How do I cite sources?

What is citation?

After you gather information from outside resources to add to your own ideas about a topic, you will quote, paraphrase, or summarize those sources within the body of your paper.  Letting your reader know that these ideas are not your own is called “citation”. The failure to do so is called “plagiarism”—a serious academic offense you want to avoid!
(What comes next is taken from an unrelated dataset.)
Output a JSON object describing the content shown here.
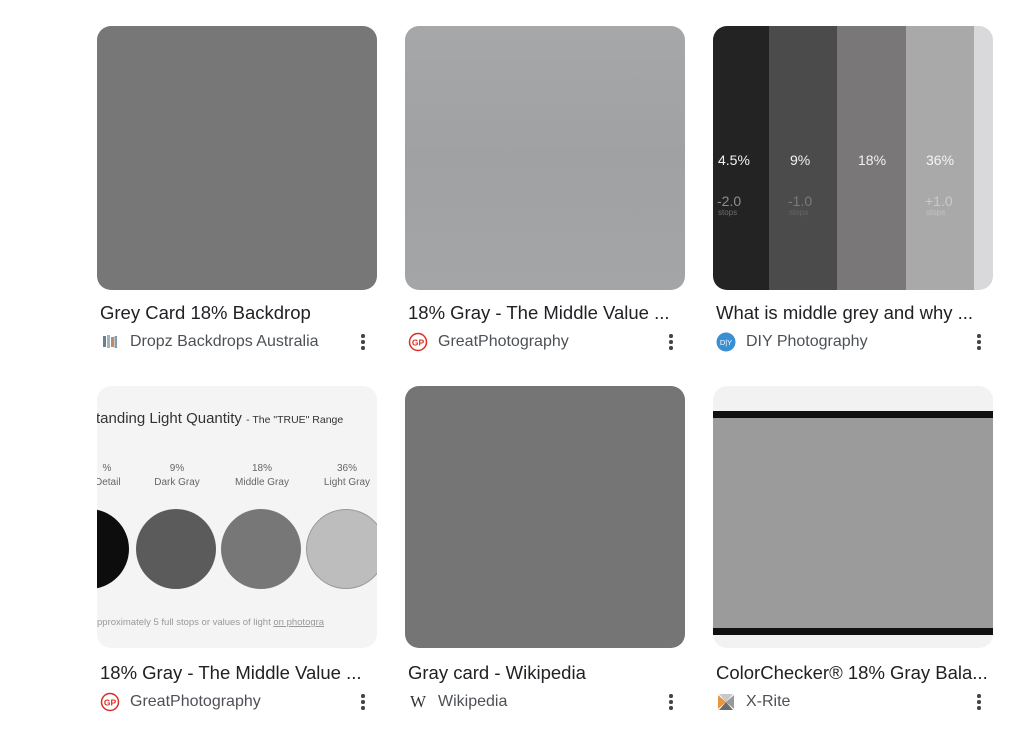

There are two parts to a proper citation:

  1. The information from the source (a quote, summary, or paraphrase), often preceded by a signal phrase and immediately followed by a parenthetical citation --letting your readers know when an idea comes from someone other than yourself within the text of your paper
  2. The separate page where you will list complete information about each of those sources.  This may be called "works cited," "reference list," or "bibliography," depending on the citation style used.  

What information do I need for a citation?

Collect as much as you can from the following list (not all bulleted items will be available depending on what you are citing):

  • Author (human or “corporate”—government agency, non-profit organization, business, etc.)
  • Title of article, chapter, web page
  • Title of book , magazine, newspaper, journal, web site
  • Specific page or paragraph numbers
  • Date of publication (and volume and issue numbers for periodicals)
  • Place of publication
  • Publisher
  • URL if from the web

Other Resources: What is the difference between MLA, APA, Chicago and other citation styles?

Who can help me with this? 

Reference Librarians (Library, Bldg 7)  253.566.5134

Tutors in the Writing & Tutoring Center (Bldg 7, 2nd floor) 253. 566.6032

Details

Article ID: 35774
Created
Wed 8/23/17 4:50 PM
Modified
Wed 8/14/19 12:45 PM